Culling autumnal chill from the verdant highlands of their native Scotland, Mogwai weaved epic instrumental strains through bruising guitar gauntlets on debut Young Team. Come On Die Young, the Glasgow band’s second album proper, proved a different kind of brooding beast. Its simmering peaks seethed often into soothing horizons of fragile beauty. Post-rock seems a paltry classification for such a dynamic sound (although usually they’re lumped into the genre). Music with this much movement veers closer to classical compositions than pop.
Already a record into their career (plus several singles and a compilation of material, Ten Rapid), Mogwai had begun to define their distinctive aesthetic—long drawn crescendos boiling over into awesome squall. While earlier releases featured moments of tenderness and relative calm (” Tracy,” “Summer”), Come On Die Young reintroduced the band as craftsmen of emotionally-affected guitar music that past efforts had merely suggested. Like similarly inclined Icelandic band Sigur Ros, Mogwai’s dynamism stretches far beyond the reach of simple descriptors—songs are still structured, but given more freedom to wander as far as possible from the confines of a simple chorus and verse.
Even slowcore crooner “Cody” (the only track on Come On to feature vocals, and hushed ones at that), defied traditional pop convention, its strummed guitars advancing at a steady glacial crawl. “Kappa” was the first indication that the band hadn’t fully forsaken their beginnings, a slightly sludgy rocker redolent of the bludgeoning force of Young Team‘s “Like Herod.” Ever concerned with tonality and subtle shifts that sway mood, Mogwai’s evolution equated primarily in expanding vast reaches of space and the subsequent restraint required to allow songs breathing room. If it at first sounds austere, you’re probably not listening closely enough. Music this deliberate takes time to supplant normal expectations.

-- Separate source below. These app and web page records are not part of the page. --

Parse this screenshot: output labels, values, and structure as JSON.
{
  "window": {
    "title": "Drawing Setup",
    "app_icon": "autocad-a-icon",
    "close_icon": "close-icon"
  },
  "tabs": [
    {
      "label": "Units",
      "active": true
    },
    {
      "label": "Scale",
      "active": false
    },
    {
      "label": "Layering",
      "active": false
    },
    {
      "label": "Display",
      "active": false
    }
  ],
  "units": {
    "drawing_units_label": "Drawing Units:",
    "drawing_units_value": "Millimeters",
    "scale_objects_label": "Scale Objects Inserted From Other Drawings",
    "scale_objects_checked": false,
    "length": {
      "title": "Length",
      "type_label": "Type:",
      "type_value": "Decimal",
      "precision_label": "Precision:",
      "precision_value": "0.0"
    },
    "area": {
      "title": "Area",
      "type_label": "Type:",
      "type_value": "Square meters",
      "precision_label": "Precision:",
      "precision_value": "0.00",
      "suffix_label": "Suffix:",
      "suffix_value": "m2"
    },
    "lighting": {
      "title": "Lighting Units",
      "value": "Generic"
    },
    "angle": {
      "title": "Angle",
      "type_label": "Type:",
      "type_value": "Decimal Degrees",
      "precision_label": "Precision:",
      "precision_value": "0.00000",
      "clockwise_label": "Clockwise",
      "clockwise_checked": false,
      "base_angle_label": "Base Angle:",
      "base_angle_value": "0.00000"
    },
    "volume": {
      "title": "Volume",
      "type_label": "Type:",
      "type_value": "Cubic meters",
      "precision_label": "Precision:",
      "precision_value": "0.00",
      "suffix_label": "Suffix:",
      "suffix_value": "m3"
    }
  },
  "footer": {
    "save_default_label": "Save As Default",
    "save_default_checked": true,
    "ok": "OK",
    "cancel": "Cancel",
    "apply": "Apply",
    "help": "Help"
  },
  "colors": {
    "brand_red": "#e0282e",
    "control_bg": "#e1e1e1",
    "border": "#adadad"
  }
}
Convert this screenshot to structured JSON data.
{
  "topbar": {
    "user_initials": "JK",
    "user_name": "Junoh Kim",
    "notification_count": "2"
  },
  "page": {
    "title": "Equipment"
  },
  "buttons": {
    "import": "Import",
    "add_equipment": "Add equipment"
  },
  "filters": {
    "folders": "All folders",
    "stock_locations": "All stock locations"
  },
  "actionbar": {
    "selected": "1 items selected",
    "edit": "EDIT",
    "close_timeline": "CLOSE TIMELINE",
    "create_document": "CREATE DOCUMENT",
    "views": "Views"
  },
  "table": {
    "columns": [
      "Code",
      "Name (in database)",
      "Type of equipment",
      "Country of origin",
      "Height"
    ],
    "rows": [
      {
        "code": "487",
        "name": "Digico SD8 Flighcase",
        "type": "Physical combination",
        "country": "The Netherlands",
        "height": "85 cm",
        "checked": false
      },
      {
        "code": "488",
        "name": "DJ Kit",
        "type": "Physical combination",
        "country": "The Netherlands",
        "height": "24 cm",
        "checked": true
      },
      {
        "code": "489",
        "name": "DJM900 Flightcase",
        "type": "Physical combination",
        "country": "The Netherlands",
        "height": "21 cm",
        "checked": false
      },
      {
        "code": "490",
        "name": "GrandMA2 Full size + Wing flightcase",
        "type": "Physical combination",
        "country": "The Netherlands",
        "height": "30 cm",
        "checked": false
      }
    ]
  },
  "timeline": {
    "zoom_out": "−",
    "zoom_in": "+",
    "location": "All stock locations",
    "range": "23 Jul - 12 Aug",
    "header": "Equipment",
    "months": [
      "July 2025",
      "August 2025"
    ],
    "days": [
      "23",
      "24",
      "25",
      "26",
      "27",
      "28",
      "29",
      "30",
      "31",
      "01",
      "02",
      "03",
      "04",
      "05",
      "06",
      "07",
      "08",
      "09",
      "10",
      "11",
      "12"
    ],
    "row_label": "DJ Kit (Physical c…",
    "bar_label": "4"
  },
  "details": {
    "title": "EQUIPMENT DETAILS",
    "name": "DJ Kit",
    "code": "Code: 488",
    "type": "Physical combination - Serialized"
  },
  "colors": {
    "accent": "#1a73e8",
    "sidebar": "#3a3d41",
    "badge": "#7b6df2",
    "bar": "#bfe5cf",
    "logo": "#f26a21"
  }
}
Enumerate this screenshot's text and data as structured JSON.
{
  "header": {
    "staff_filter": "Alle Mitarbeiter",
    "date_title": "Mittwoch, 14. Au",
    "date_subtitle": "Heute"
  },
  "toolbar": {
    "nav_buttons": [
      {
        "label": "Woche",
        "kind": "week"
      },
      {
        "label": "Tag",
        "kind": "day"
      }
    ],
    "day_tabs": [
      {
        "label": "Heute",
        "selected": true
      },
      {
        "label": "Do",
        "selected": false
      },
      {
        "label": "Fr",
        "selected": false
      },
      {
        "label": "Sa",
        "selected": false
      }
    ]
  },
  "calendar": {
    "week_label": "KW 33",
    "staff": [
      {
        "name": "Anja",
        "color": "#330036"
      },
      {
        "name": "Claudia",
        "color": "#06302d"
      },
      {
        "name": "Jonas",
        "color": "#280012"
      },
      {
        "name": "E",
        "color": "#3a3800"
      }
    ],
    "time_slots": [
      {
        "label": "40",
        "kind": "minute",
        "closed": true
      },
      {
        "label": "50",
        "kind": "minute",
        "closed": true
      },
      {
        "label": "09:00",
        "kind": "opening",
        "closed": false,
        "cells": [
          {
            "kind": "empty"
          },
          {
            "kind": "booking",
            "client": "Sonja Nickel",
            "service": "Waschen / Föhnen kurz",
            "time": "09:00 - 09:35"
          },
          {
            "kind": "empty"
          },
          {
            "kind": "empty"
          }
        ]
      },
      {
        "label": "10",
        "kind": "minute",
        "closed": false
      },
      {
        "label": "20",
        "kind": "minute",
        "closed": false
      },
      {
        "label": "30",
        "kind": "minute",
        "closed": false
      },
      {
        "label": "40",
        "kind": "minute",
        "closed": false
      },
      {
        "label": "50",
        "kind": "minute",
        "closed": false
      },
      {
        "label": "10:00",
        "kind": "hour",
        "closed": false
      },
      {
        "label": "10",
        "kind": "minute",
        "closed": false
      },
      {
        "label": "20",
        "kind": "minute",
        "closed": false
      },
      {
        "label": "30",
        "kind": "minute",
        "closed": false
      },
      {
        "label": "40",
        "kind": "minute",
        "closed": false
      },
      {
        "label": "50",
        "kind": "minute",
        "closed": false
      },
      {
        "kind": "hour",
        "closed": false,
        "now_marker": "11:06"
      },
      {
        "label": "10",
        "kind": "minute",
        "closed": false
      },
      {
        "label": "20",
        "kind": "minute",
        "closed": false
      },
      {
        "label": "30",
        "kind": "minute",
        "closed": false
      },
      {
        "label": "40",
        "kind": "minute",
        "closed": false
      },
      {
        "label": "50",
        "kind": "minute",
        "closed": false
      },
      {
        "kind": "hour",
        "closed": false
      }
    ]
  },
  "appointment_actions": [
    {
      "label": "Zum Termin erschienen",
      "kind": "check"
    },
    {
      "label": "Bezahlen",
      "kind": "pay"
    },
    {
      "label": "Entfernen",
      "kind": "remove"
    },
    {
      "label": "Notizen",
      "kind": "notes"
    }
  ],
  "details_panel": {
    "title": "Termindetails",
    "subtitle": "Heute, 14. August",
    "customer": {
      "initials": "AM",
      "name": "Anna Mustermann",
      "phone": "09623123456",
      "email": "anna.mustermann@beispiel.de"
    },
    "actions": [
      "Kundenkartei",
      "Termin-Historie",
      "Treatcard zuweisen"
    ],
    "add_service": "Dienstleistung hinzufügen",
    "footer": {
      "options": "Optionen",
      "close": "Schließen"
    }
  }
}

Perhaps the prettiest song the band has ever recorded, “Waltz For Aidan” conjures its melancholic melody via honeyed guitars and delicate percussion. Later breakthrough Happy Songs For Happy People followed similar plans in constructing its electronically influenced sound, although it also adopted a darker shade. Mini-epics “Ex-Cowboy,” “Chocky,” and “Christmas Steps” close out the album at no less than nine minutes each, a reminder of Mogwai’s continued virility. Before I listened to Mogwai I never imagined it possible to be so moved by instrumental music. It didn’t take long for me to realize that words can detract as often as they add to a piece. After all what good is a clever line without the melody or, in the case of Mogwai, a slowly built tower of purifying sound?